#### Records for processing:
--------

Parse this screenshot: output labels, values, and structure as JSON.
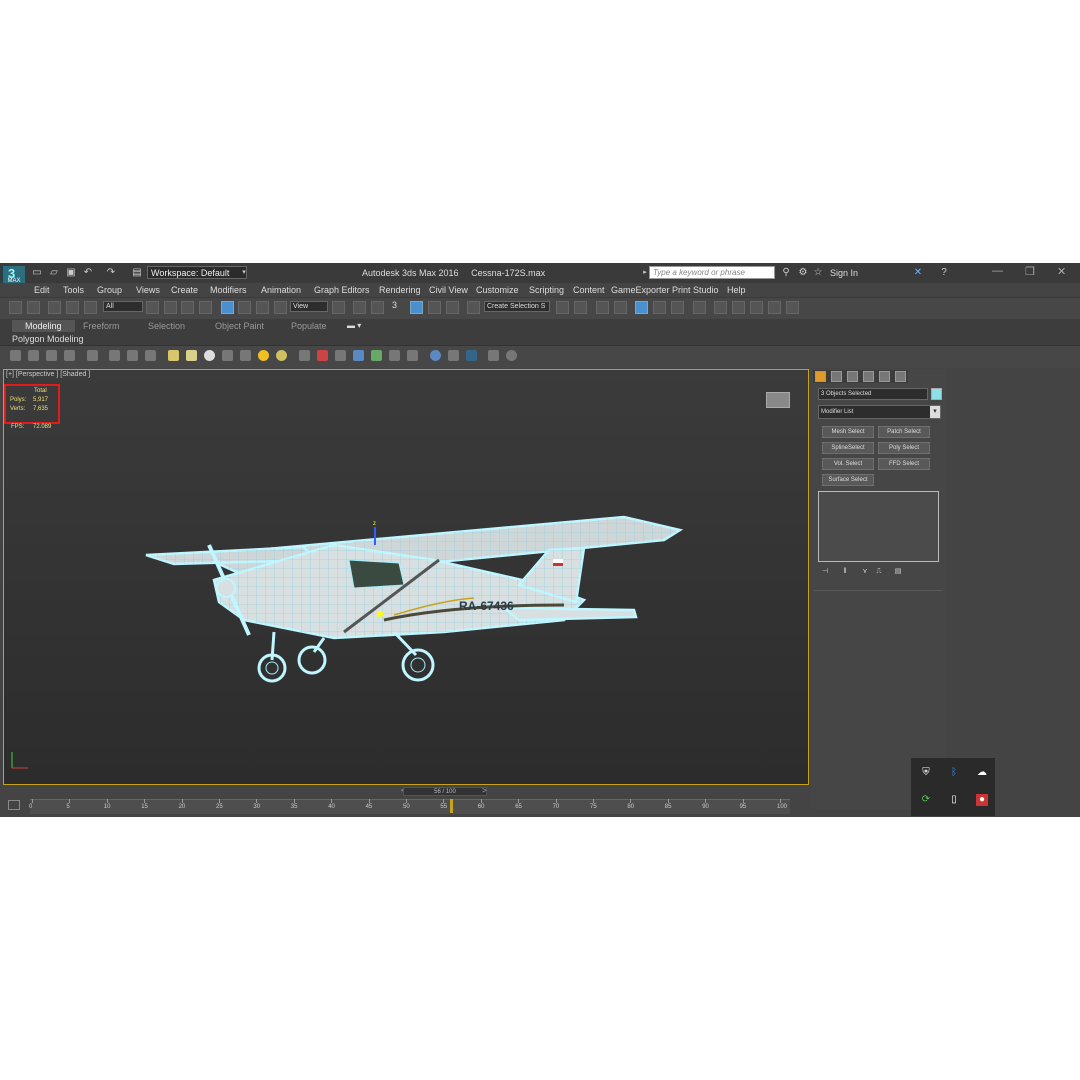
{
  "title_bar": {
    "logo_label": "MAX",
    "workspace": "Workspace: Default",
    "app_name": "Autodesk 3ds Max 2016",
    "file_name": "Cessna-172S.max",
    "search_placeholder": "Type a keyword or phrase",
    "sign_in": "Sign In"
  },
  "menu": [
    "Edit",
    "Tools",
    "Group",
    "Views",
    "Create",
    "Modifiers",
    "Animation",
    "Graph Editors",
    "Rendering",
    "Civil View",
    "Customize",
    "Scripting",
    "Content",
    "GameExporter",
    "Print Studio",
    "Help"
  ],
  "toolbar": {
    "selection_filter": "All",
    "reference_coord": "View",
    "snap_label": "3",
    "named_selection": "Create Selection S"
  },
  "ribbon": {
    "tabs": [
      "Modeling",
      "Freeform",
      "Selection",
      "Object Paint",
      "Populate"
    ],
    "active_tab": "Modeling",
    "panel_label": "Polygon Modeling"
  },
  "viewport": {
    "label": "[+] [Perspective ] [Shaded ]",
    "stats": {
      "header": "Total",
      "polys_label": "Polys:",
      "polys_value": "5,917",
      "verts_label": "Verts:",
      "verts_value": "7,635",
      "fps_label": "FPS:",
      "fps_value": "72.089"
    },
    "tail_number": "RA-67436"
  },
  "command_panel": {
    "selection_name": "3 Objects Selected",
    "modifier_list": "Modifier List",
    "modifier_buttons": [
      "Mesh Select",
      "Patch Select",
      "SplineSelect",
      "Poly Select",
      "Vol. Select",
      "FFD Select",
      "Surface Select"
    ]
  },
  "timeline": {
    "frame_counter": "56 / 100",
    "ticks": [
      "0",
      "5",
      "10",
      "15",
      "20",
      "25",
      "30",
      "35",
      "40",
      "45",
      "50",
      "55",
      "60",
      "65",
      "70",
      "75",
      "80",
      "85",
      "90",
      "95",
      "100"
    ]
  },
  "colors": {
    "viewport_border": "#c8a21d",
    "stats_box": "#e21b1b",
    "stats_text": "#f0e07a",
    "wireframe": "#9ff0ff",
    "color_swatch": "#8ee0e8"
  }
}
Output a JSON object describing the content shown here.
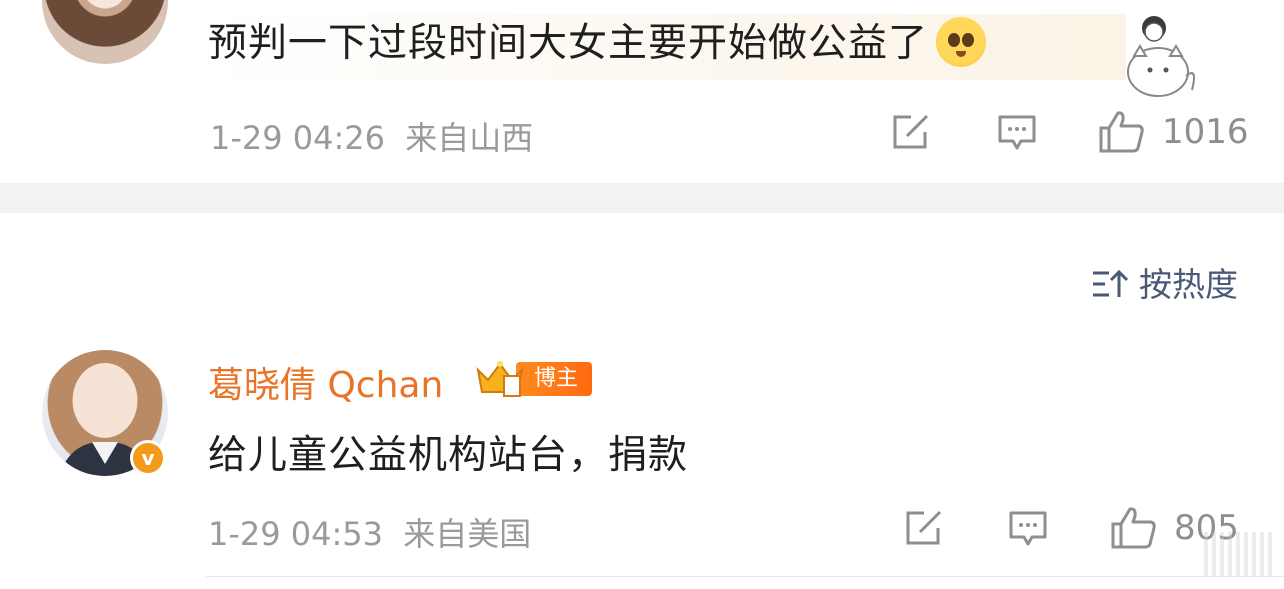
{
  "comment_top": {
    "text": "预判一下过段时间大女主要开始做公益了",
    "emoji_icon": "pleading-face-emoji",
    "sticker_icon": "cat-girl-sticker",
    "date": "1-29 04:26",
    "location": "来自山西",
    "like_count": "1016"
  },
  "sort_label": "按热度",
  "comment_main": {
    "username": "葛晓倩 Qchan",
    "badge_label": "博主",
    "verified_mark": "v",
    "text": "给儿童公益机构站台，捐款",
    "date": "1-29 04:53",
    "location": "来自美国",
    "like_count": "805"
  },
  "colors": {
    "username": "#e8742a",
    "meta": "#9a9a9a",
    "sort": "#4a5a76",
    "separator": "#f2f2f2",
    "badge": "#ff7a18"
  }
}
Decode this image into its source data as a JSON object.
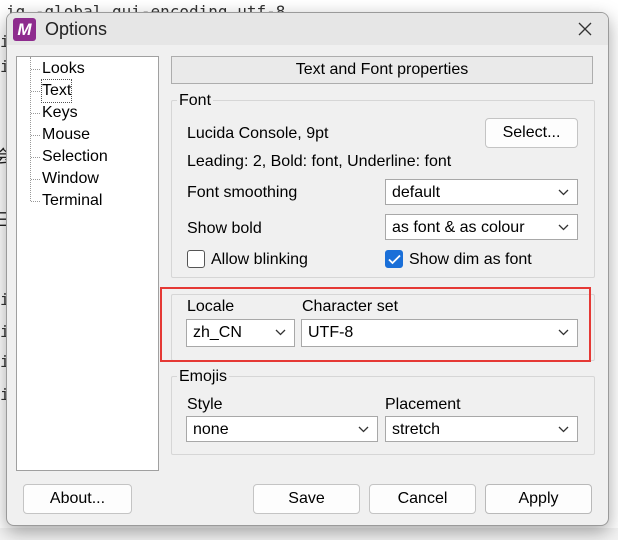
{
  "background": {
    "line1": "ig -global gui-encoding utf-8",
    "left_chars": [
      "i",
      "i",
      "i",
      "i",
      "i",
      "i"
    ],
    "left_glyphs": [
      "会",
      "三"
    ]
  },
  "dialog": {
    "title": "Options",
    "app_icon_letter": "M"
  },
  "tree": {
    "items": [
      "Looks",
      "Text",
      "Keys",
      "Mouse",
      "Selection",
      "Window",
      "Terminal"
    ],
    "selected": "Text"
  },
  "header": {
    "label": "Text and Font properties"
  },
  "font_group": {
    "title": "Font",
    "font_name": "Lucida Console, 9pt",
    "select_button": "Select...",
    "details": "Leading: 2, Bold: font, Underline: font",
    "smoothing_label": "Font smoothing",
    "smoothing_value": "default",
    "show_bold_label": "Show bold",
    "show_bold_value": "as font & as colour",
    "allow_blinking_label": "Allow blinking",
    "allow_blinking_checked": false,
    "show_dim_label": "Show dim as font",
    "show_dim_checked": true
  },
  "locale_group": {
    "locale_label": "Locale",
    "locale_value": "zh_CN",
    "charset_label": "Character set",
    "charset_value": "UTF-8"
  },
  "emojis_group": {
    "title": "Emojis",
    "style_label": "Style",
    "style_value": "none",
    "placement_label": "Placement",
    "placement_value": "stretch"
  },
  "buttons": {
    "about": "About...",
    "save": "Save",
    "cancel": "Cancel",
    "apply": "Apply"
  },
  "colors": {
    "accent": "#1a6fd8",
    "highlight": "#e53935",
    "app_icon": "#8e2c8e"
  }
}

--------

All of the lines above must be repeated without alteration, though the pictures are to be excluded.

Parse this screenshot: output labels, values, and structure as JSON.
{
  "title_bar": {
    "logo_label": "MAX",
    "workspace": "Workspace: Default",
    "app_name": "Autodesk 3ds Max 2016",
    "file_name": "Cessna-172S.max",
    "search_placeholder": "Type a keyword or phrase",
    "sign_in": "Sign In"
  },
  "menu": [
    "Edit",
    "Tools",
    "Group",
    "Views",
    "Create",
    "Modifiers",
    "Animation",
    "Graph Editors",
    "Rendering",
    "Civil View",
    "Customize",
    "Scripting",
    "Content",
    "GameExporter",
    "Print Studio",
    "Help"
  ],
  "toolbar": {
    "selection_filter": "All",
    "reference_coord": "View",
    "snap_label": "3",
    "named_selection": "Create Selection S"
  },
  "ribbon": {
    "tabs": [
      "Modeling",
      "Freeform",
      "Selection",
      "Object Paint",
      "Populate"
    ],
    "active_tab": "Modeling",
    "panel_label": "Polygon Modeling"
  },
  "viewport": {
    "label": "[+] [Perspective ] [Shaded ]",
    "stats": {
      "header": "Total",
      "polys_label": "Polys:",
      "polys_value": "5,917",
      "verts_label": "Verts:",
      "verts_value": "7,635",
      "fps_label": "FPS:",
      "fps_value": "72.089"
    },
    "tail_number": "RA-67436"
  },
  "command_panel": {
    "selection_name": "3 Objects Selected",
    "modifier_list": "Modifier List",
    "modifier_buttons": [
      "Mesh Select",
      "Patch Select",
      "SplineSelect",
      "Poly Select",
      "Vol. Select",
      "FFD Select",
      "Surface Select"
    ]
  },
  "timeline": {
    "frame_counter": "56 / 100",
    "ticks": [
      "0",
      "5",
      "10",
      "15",
      "20",
      "25",
      "30",
      "35",
      "40",
      "45",
      "50",
      "55",
      "60",
      "65",
      "70",
      "75",
      "80",
      "85",
      "90",
      "95",
      "100"
    ]
  },
  "colors": {
    "viewport_border": "#c8a21d",
    "stats_box": "#e21b1b",
    "stats_text": "#f0e07a",
    "wireframe": "#9ff0ff",
    "color_swatch": "#8ee0e8"
  }
}
Output a JSON object describing the content shown here.
{
  "comment_top": {
    "text": "预判一下过段时间大女主要开始做公益了",
    "emoji_icon": "pleading-face-emoji",
    "sticker_icon": "cat-girl-sticker",
    "date": "1-29 04:26",
    "location": "来自山西",
    "like_count": "1016"
  },
  "sort_label": "按热度",
  "comment_main": {
    "username": "葛晓倩 Qchan",
    "badge_label": "博主",
    "verified_mark": "v",
    "text": "给儿童公益机构站台，捐款",
    "date": "1-29 04:53",
    "location": "来自美国",
    "like_count": "805"
  },
  "colors": {
    "username": "#e8742a",
    "meta": "#9a9a9a",
    "sort": "#4a5a76",
    "separator": "#f2f2f2",
    "badge": "#ff7a18"
  }
}
Decode this image into its source data as a JSON object.
{
  "background": {
    "line1": "ig -global gui-encoding utf-8",
    "left_chars": [
      "i",
      "i",
      "i",
      "i",
      "i",
      "i"
    ],
    "left_glyphs": [
      "会",
      "三"
    ]
  },
  "dialog": {
    "title": "Options",
    "app_icon_letter": "M"
  },
  "tree": {
    "items": [
      "Looks",
      "Text",
      "Keys",
      "Mouse",
      "Selection",
      "Window",
      "Terminal"
    ],
    "selected": "Text"
  },
  "header": {
    "label": "Text and Font properties"
  },
  "font_group": {
    "title": "Font",
    "font_name": "Lucida Console, 9pt",
    "select_button": "Select...",
    "details": "Leading: 2, Bold: font, Underline: font",
    "smoothing_label": "Font smoothing",
    "smoothing_value": "default",
    "show_bold_label": "Show bold",
    "show_bold_value": "as font & as colour",
    "allow_blinking_label": "Allow blinking",
    "allow_blinking_checked": false,
    "show_dim_label": "Show dim as font",
    "show_dim_checked": true
  },
  "locale_group": {
    "locale_label": "Locale",
    "locale_value": "zh_CN",
    "charset_label": "Character set",
    "charset_value": "UTF-8"
  },
  "emojis_group": {
    "title": "Emojis",
    "style_label": "Style",
    "style_value": "none",
    "placement_label": "Placement",
    "placement_value": "stretch"
  },
  "buttons": {
    "about": "About...",
    "save": "Save",
    "cancel": "Cancel",
    "apply": "Apply"
  },
  "colors": {
    "accent": "#1a6fd8",
    "highlight": "#e53935",
    "app_icon": "#8e2c8e"
  }
}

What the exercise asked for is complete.